By 1929, the Brits were consuming 9,000 tons of onions from 1,400 beret-wearing, bicycle-pedaling, French onion farmers. Each July, the Breton farmers brought their harvest across the English Channel to store in rented barns, slept on beds of straw in small rooms at the onion depot, knotted the onions into portable ropes, and sold their exclusive produce by bicycle. In December or January, they returned to farms in Brittany. (There were no ferries from Brittany back then.)
World War II interrupted the trade, but by the late 1940s, the Onion Johnnies were at it again. The stereotype of Frenchmen wearing berets and riding bicycles was born in the English countryside and on city streets as the Onion Johnnies, and an occasional Onion Jenny, sold their goods. In the 21st century, the old-time Onion Johnnies thrive only in the museum Maison des Johnnies et de l’Oignon de Roscoff, 48 rue Brizeux , and for the two-day Fete de l’Ognon each August in Brittany. Laurie Lynch
Cousin Connection: At another farmers market, on this side of the Atlantic, Richard’s cousin Wille (my chef-phew) has another story. As a chef in Washington, D.C., Wille rarely gets Sundays off. But on this particular Sunday, with no kitchen duty, he headed to the DuPont Circle farmers market. At that same market, chef, author, local foods activist, and proprietor of Chez Panisse Alice Waters was selling and signing her latest cookbook: My Pantry.
“It was just random, happenstance, serendipitous that I was off on this Sunday,” Wille panted, catching his breath. I was panting too, having just a handful of garlic cloves left to plant for the 2015-16 season. My mom, God love her, brought the phone all the way out to the garden. “I never thought I’d actually meet Alice Waters. I can’t believe this. I’m standing in line for her book right now. Do you want a copy?”

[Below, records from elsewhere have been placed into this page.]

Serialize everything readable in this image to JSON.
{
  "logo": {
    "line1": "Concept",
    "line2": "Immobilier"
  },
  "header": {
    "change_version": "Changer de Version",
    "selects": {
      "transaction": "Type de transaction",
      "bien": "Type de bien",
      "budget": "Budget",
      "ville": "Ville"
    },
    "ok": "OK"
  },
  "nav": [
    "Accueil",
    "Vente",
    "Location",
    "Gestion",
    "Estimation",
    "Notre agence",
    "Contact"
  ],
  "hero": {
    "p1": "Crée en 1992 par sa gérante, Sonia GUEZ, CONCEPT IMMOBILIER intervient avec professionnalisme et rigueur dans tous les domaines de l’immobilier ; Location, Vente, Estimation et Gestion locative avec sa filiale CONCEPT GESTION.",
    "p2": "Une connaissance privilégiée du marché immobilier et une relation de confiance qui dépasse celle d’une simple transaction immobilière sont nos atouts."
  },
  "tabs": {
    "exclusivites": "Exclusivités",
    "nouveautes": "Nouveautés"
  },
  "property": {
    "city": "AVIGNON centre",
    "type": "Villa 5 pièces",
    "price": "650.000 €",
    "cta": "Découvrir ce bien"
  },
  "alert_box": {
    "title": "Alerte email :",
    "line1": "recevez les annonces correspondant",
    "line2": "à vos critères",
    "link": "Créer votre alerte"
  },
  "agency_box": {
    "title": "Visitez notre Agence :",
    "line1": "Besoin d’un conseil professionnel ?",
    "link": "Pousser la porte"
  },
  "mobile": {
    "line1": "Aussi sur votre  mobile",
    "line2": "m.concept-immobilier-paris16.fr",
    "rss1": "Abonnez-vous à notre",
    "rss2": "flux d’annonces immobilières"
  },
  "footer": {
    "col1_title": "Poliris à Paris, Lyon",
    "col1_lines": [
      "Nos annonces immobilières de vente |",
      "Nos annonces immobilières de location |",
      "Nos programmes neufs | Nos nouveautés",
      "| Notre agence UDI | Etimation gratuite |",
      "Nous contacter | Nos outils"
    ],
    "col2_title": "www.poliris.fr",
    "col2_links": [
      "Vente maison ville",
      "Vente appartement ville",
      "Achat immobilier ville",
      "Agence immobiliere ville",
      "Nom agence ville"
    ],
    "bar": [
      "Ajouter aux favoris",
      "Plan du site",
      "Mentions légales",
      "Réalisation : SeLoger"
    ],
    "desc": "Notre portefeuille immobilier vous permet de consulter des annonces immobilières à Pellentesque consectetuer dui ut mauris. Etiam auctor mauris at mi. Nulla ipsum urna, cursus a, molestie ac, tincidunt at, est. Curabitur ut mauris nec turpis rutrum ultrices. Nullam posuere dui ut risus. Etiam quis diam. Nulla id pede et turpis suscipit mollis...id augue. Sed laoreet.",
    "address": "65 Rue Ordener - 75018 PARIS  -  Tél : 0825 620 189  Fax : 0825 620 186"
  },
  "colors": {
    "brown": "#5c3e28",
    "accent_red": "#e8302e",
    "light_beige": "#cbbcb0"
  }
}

A half hour later, Wille called to report his success. Alice was there, with her daughter and co-author Fanny. How was she? “Charming,” he said, still dazed. What did you say to her? “Oh, I just gave her my elevator speech. Worked at Ubuntu. Ate at Chez Panisse.” And then he mentioned something about sleeping in some chef’s home…
A week or so later, I picked up a package at the State College post office—my very own copy of My Pantry. On the endpaper was a blue sticky note from Wille: From Alice’s hands to yours!